━━ PROVIDED INFORMATION

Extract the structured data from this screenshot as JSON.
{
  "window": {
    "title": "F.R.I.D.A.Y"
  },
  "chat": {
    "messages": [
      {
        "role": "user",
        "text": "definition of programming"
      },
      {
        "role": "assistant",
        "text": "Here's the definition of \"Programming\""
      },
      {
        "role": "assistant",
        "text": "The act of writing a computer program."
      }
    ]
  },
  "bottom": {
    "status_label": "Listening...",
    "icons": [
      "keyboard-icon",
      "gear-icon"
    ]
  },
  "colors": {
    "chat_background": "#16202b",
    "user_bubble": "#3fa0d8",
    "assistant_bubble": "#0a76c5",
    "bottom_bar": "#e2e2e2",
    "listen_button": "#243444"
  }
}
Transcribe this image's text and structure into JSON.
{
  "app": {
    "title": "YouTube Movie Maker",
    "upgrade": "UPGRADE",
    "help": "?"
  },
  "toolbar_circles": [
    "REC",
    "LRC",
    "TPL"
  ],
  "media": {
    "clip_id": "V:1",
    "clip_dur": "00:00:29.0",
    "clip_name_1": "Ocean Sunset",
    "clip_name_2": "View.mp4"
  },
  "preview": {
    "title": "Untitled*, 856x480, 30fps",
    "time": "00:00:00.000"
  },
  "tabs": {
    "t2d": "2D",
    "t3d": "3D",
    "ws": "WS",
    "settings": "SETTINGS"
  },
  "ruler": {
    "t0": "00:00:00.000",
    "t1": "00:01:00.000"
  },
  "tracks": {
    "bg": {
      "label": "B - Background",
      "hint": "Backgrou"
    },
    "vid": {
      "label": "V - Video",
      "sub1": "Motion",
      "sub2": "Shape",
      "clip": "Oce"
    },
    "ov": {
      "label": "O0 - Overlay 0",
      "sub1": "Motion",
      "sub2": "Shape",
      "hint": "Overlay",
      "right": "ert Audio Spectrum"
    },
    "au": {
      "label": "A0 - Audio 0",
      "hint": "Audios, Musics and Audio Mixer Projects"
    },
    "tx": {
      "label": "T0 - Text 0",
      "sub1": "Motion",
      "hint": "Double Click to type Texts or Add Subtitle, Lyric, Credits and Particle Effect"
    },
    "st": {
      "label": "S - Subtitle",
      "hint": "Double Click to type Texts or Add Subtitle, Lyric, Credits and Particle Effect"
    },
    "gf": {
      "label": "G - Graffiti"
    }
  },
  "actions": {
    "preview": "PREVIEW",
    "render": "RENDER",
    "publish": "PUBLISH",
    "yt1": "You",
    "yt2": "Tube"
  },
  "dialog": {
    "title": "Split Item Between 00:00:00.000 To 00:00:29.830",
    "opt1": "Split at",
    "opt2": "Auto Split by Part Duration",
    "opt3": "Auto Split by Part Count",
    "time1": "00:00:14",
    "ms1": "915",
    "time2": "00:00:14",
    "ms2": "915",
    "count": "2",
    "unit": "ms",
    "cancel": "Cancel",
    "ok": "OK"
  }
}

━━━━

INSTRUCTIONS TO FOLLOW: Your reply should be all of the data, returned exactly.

SOLVED PROBLEM:
Extract the structured data from this screenshot as JSON.
{
  "window": {
    "title": "F.R.I.D.A.Y"
  },
  "chat": {
    "messages": [
      {
        "role": "user",
        "text": "definition of programming"
      },
      {
        "role": "assistant",
        "text": "Here's the definition of \"Programming\""
      },
      {
        "role": "assistant",
        "text": "The act of writing a computer program."
      }
    ]
  },
  "bottom": {
    "status_label": "Listening...",
    "icons": [
      "keyboard-icon",
      "gear-icon"
    ]
  },
  "colors": {
    "chat_background": "#16202b",
    "user_bubble": "#3fa0d8",
    "assistant_bubble": "#0a76c5",
    "bottom_bar": "#e2e2e2",
    "listen_button": "#243444"
  }
}
Transcribe this image's text and structure into JSON.
{
  "app": {
    "title": "YouTube Movie Maker",
    "upgrade": "UPGRADE",
    "help": "?"
  },
  "toolbar_circles": [
    "REC",
    "LRC",
    "TPL"
  ],
  "media": {
    "clip_id": "V:1",
    "clip_dur": "00:00:29.0",
    "clip_name_1": "Ocean Sunset",
    "clip_name_2": "View.mp4"
  },
  "preview": {
    "title": "Untitled*, 856x480, 30fps",
    "time": "00:00:00.000"
  },
  "tabs": {
    "t2d": "2D",
    "t3d": "3D",
    "ws": "WS",
    "settings": "SETTINGS"
  },
  "ruler": {
    "t0": "00:00:00.000",
    "t1": "00:01:00.000"
  },
  "tracks": {
    "bg": {
      "label": "B - Background",
      "hint": "Backgrou"
    },
    "vid": {
      "label": "V - Video",
      "sub1": "Motion",
      "sub2": "Shape",
      "clip": "Oce"
    },
    "ov": {
      "label": "O0 - Overlay 0",
      "sub1": "Motion",
      "sub2": "Shape",
      "hint": "Overlay",
      "right": "ert Audio Spectrum"
    },
    "au": {
      "label": "A0 - Audio 0",
      "hint": "Audios, Musics and Audio Mixer Projects"
    },
    "tx": {
      "label": "T0 - Text 0",
      "sub1": "Motion",
      "hint": "Double Click to type Texts or Add Subtitle, Lyric, Credits and Particle Effect"
    },
    "st": {
      "label": "S - Subtitle",
      "hint": "Double Click to type Texts or Add Subtitle, Lyric, Credits and Particle Effect"
    },
    "gf": {
      "label": "G - Graffiti"
    }
  },
  "actions": {
    "preview": "PREVIEW",
    "render": "RENDER",
    "publish": "PUBLISH",
    "yt1": "You",
    "yt2": "Tube"
  },
  "dialog": {
    "title": "Split Item Between 00:00:00.000 To 00:00:29.830",
    "opt1": "Split at",
    "opt2": "Auto Split by Part Duration",
    "opt3": "Auto Split by Part Count",
    "time1": "00:00:14",
    "ms1": "915",
    "time2": "00:00:14",
    "ms2": "915",
    "count": "2",
    "unit": "ms",
    "cancel": "Cancel",
    "ok": "OK"
  }
}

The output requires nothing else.